Oil-producing Azerbaijan has raised the stakes, warning the meeting of presidents in Munich will be "decisive" and that its troops are ready to take back the mountain territory by force unless there is a breakthrough soon in negotiations.
Backed by Christian Armenia, ethnic Armenians in Nagorno-Karabakh threw off rule by Muslim Azerbaijan in fighting that erupted as the Soviet Union headed towards its 1991 collapse. Some 30,000 people died before a cease-fire in 1994.
The territory of 100,000 people wants recognition as an independent state, but 15 years of mediation have failed to produce a peace deal. Sporadic exchanges of fire continue to threaten war in a key oil and gas transit region to the West.
The Caucasus conflict has been thrust back into the diplomatic spotlight this year by a deal between Turkey and Armenia to overcome a century of hostility stemming from the World War One mass killing of Armenians by Ottoman Turks.
Ankara and Yerevan have signed accords to establish diplomatic ties and open their border, which Turkey closed in 1993 in solidarity with Azerbaijan during the war.
The deal carries huge significance for Turkey's diplomatic clout in the strategic Caucasus region, for its bid to join the European Union, and for landlocked Armenia's crisis-hit economy.
But Ankara, stung by an Azeri backlash to the thaw and bogged down in protracted negotiations over Azeri gas supplies, says it wants to see progress on Nagorno-Karabakh before it ratifies the deal. Armenia rejects the link.
Talks between Armenia's Serzh Sarksyan and Azerbaijan's Ilham Aliyev are due to begin at midday (1100 a.m. British time) at the residence of the French Consul General in Munich. It will be the sixth such encounter this year.
"If that meeting ends without result, then our hopes in negotiations will be exhausted and then we are left with no other option," Aliyev said in comments broadcast on Saturday. "We have the full right to liberate our land by military means."
Azerbaijan, courted by Europe to supply the planned Nabucco gas pipeline, often threatens force to take back the region, but analysts say tensions are rising over the Turkey-Armenia deal.

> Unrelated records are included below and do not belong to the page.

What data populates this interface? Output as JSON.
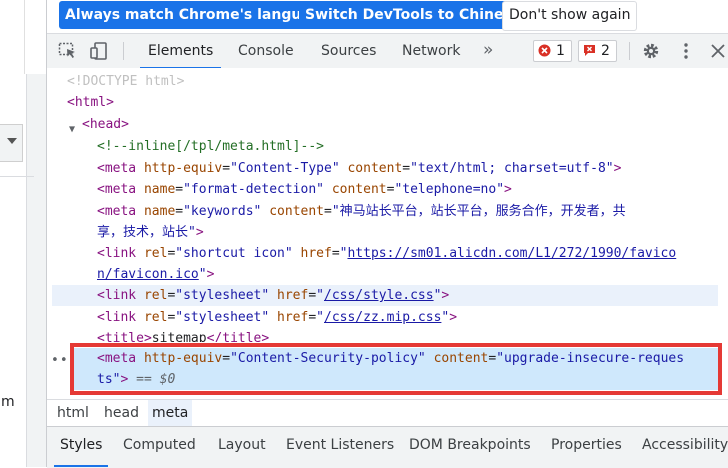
{
  "page": {
    "partial_text": "m"
  },
  "infobar": {
    "match_language": "Always match Chrome's language",
    "switch_chinese": "Switch DevTools to Chinese",
    "dont_show": "Don't show again"
  },
  "tabs": {
    "elements": "Elements",
    "console": "Console",
    "sources": "Sources",
    "network": "Network",
    "more": "»"
  },
  "status": {
    "errors": "1",
    "issues": "2"
  },
  "dom": {
    "doctype": "<!DOCTYPE html>",
    "l_html": "<html>",
    "l_head": "<head>",
    "comment": "<!--inline[/tpl/meta.html]-->",
    "m1_tag": "<meta",
    "m1_attr1": "http-equiv",
    "m1_val1": "\"Content-Type\"",
    "m1_attr2": "content",
    "m1_val2": "\"text/html; charset=utf-8\"",
    "m2_attr1": "name",
    "m2_val1": "\"format-detection\"",
    "m2_attr2": "content",
    "m2_val2": "\"telephone=no\"",
    "m3_attr1": "name",
    "m3_val1": "\"keywords\"",
    "m3_attr2": "content",
    "m3_val2a": "\"神马站长平台，站长平台，服务合作，开发者，共",
    "m3_val2b": "享，技术，站长\"",
    "link_tag": "<link",
    "rel": "rel",
    "href": "href",
    "l1_rel": "\"shortcut icon\"",
    "l1_href_a": "https://sm01.alicdn.com/L1/272/1990/favico",
    "l1_href_b": "n/favicon.ico",
    "l2_rel": "\"stylesheet\"",
    "l2_href": "/css/style.css",
    "l3_rel": "\"stylesheet\"",
    "l3_href": "/css/zz.mip.css",
    "title_open": "<title>",
    "title_text": "sitemap",
    "title_close": "</title>",
    "sel_attr1": "http-equiv",
    "sel_val1": "\"Content-Security-policy\"",
    "sel_attr2": "content",
    "sel_val2a": "\"upgrade-insecure-reques",
    "sel_val2b": "ts\"",
    "sel_marker": "== $0",
    "close": ">",
    "quote": "\""
  },
  "breadcrumbs": [
    "html",
    "head",
    "meta"
  ],
  "subtabs": [
    "Styles",
    "Computed",
    "Layout",
    "Event Listeners",
    "DOM Breakpoints",
    "Properties",
    "Accessibility"
  ],
  "colors": {
    "accent": "#1a73e8",
    "highlight": "#e53935",
    "error": "#d93025"
  }
}
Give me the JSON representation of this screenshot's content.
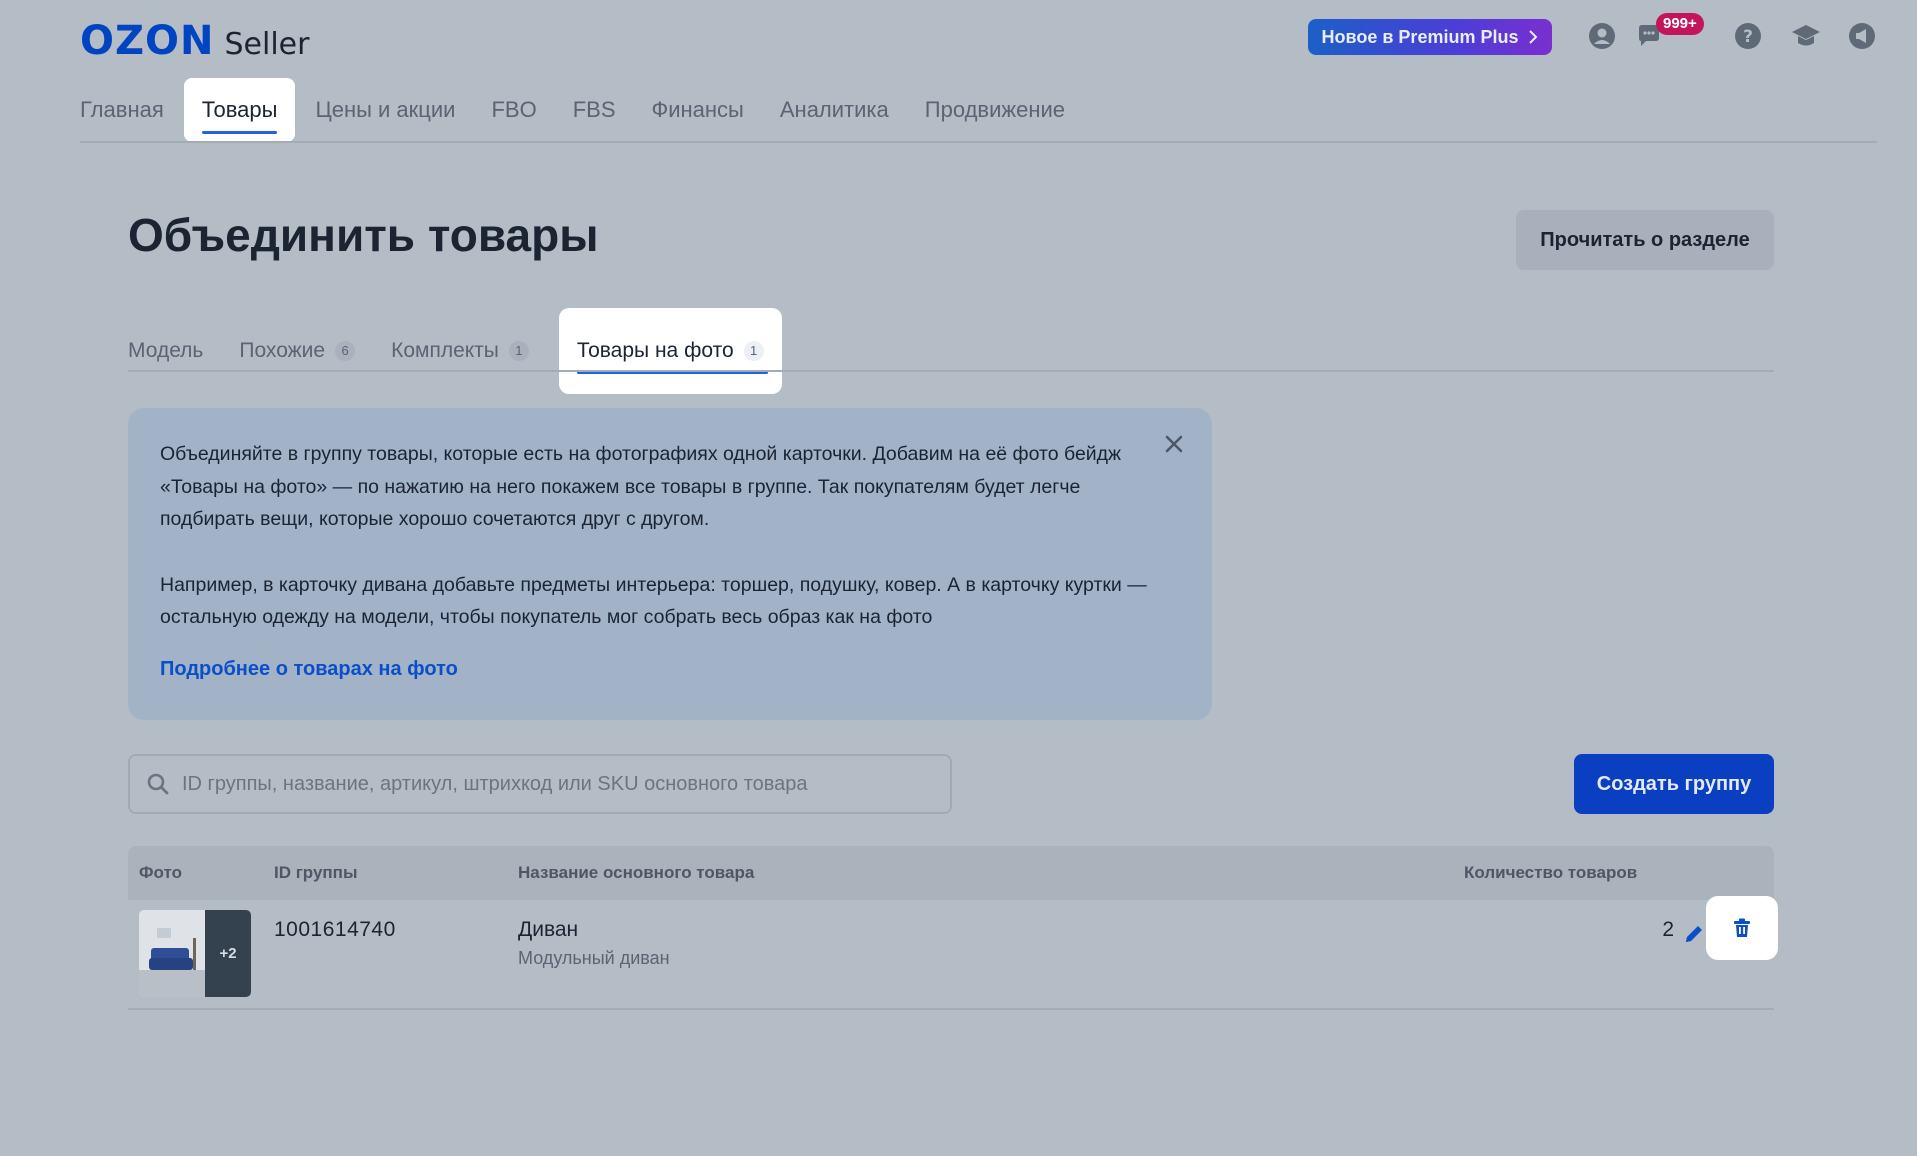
{
  "logo": {
    "brand": "OZON",
    "product": "Seller"
  },
  "header": {
    "premium_label": "Новое в Premium Plus",
    "chat_badge": "999+",
    "icons": [
      "user-icon",
      "chat-icon",
      "help-icon",
      "graduation-cap-icon",
      "megaphone-icon"
    ]
  },
  "nav": {
    "items": [
      {
        "label": "Главная"
      },
      {
        "label": "Товары",
        "active": true
      },
      {
        "label": "Цены и акции"
      },
      {
        "label": "FBO"
      },
      {
        "label": "FBS"
      },
      {
        "label": "Финансы"
      },
      {
        "label": "Аналитика"
      },
      {
        "label": "Продвижение"
      }
    ]
  },
  "page": {
    "title": "Объединить товары",
    "read_button": "Прочитать о разделе"
  },
  "tabs": [
    {
      "label": "Модель",
      "count": ""
    },
    {
      "label": "Похожие",
      "count": "6"
    },
    {
      "label": "Комплекты",
      "count": "1"
    },
    {
      "label": "Товары на фото",
      "count": "1",
      "active": true
    }
  ],
  "info": {
    "paragraph1": "Объединяйте в группу товары, которые есть на фотографиях одной карточки. Добавим на её фото бейдж «Товары на фото» — по нажатию на него покажем все товары в группе. Так покупателям будет легче подбирать вещи, которые хорошо сочетаются друг с другом.",
    "paragraph2": "Например, в карточку дивана добавьте предметы интерьера: торшер, подушку, ковер. А в карточку куртки — остальную одежду на модели, чтобы покупатель мог собрать весь образ как на фото",
    "link": "Подробнее о товарах на фото"
  },
  "search": {
    "value": "",
    "placeholder": "ID группы, название, артикул, штрихкод или SKU основного товара"
  },
  "create_button": "Создать группу",
  "table": {
    "columns": [
      "Фото",
      "ID группы",
      "Название основного товара",
      "Количество товаров"
    ],
    "rows": [
      {
        "photo_more": "+2",
        "group_id": "1001614740",
        "name": "Диван",
        "subtitle": "Модульный диван",
        "quantity": "2"
      }
    ]
  },
  "colors": {
    "accent": "#0a3fc2",
    "link": "#0b4fc8",
    "badge": "#c3155a",
    "background": "#b4bcc5",
    "info_background": "#a3b3c7"
  }
}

U.S., Russian and French mediators say they are making progress in talks, but Western diplomats say neither side appears ready to commit to painful concessions.
The principles of a deal would see ethnic Armenian forces give back most of seven Azeri districts surrounding Nagorno-Karabakh that they captured during the war. The rebel territory would be granted greater international legitimacy before a popular vote in the future to decide its final status.
(Writing by Matt Robinson; Editing by Dominic Evans)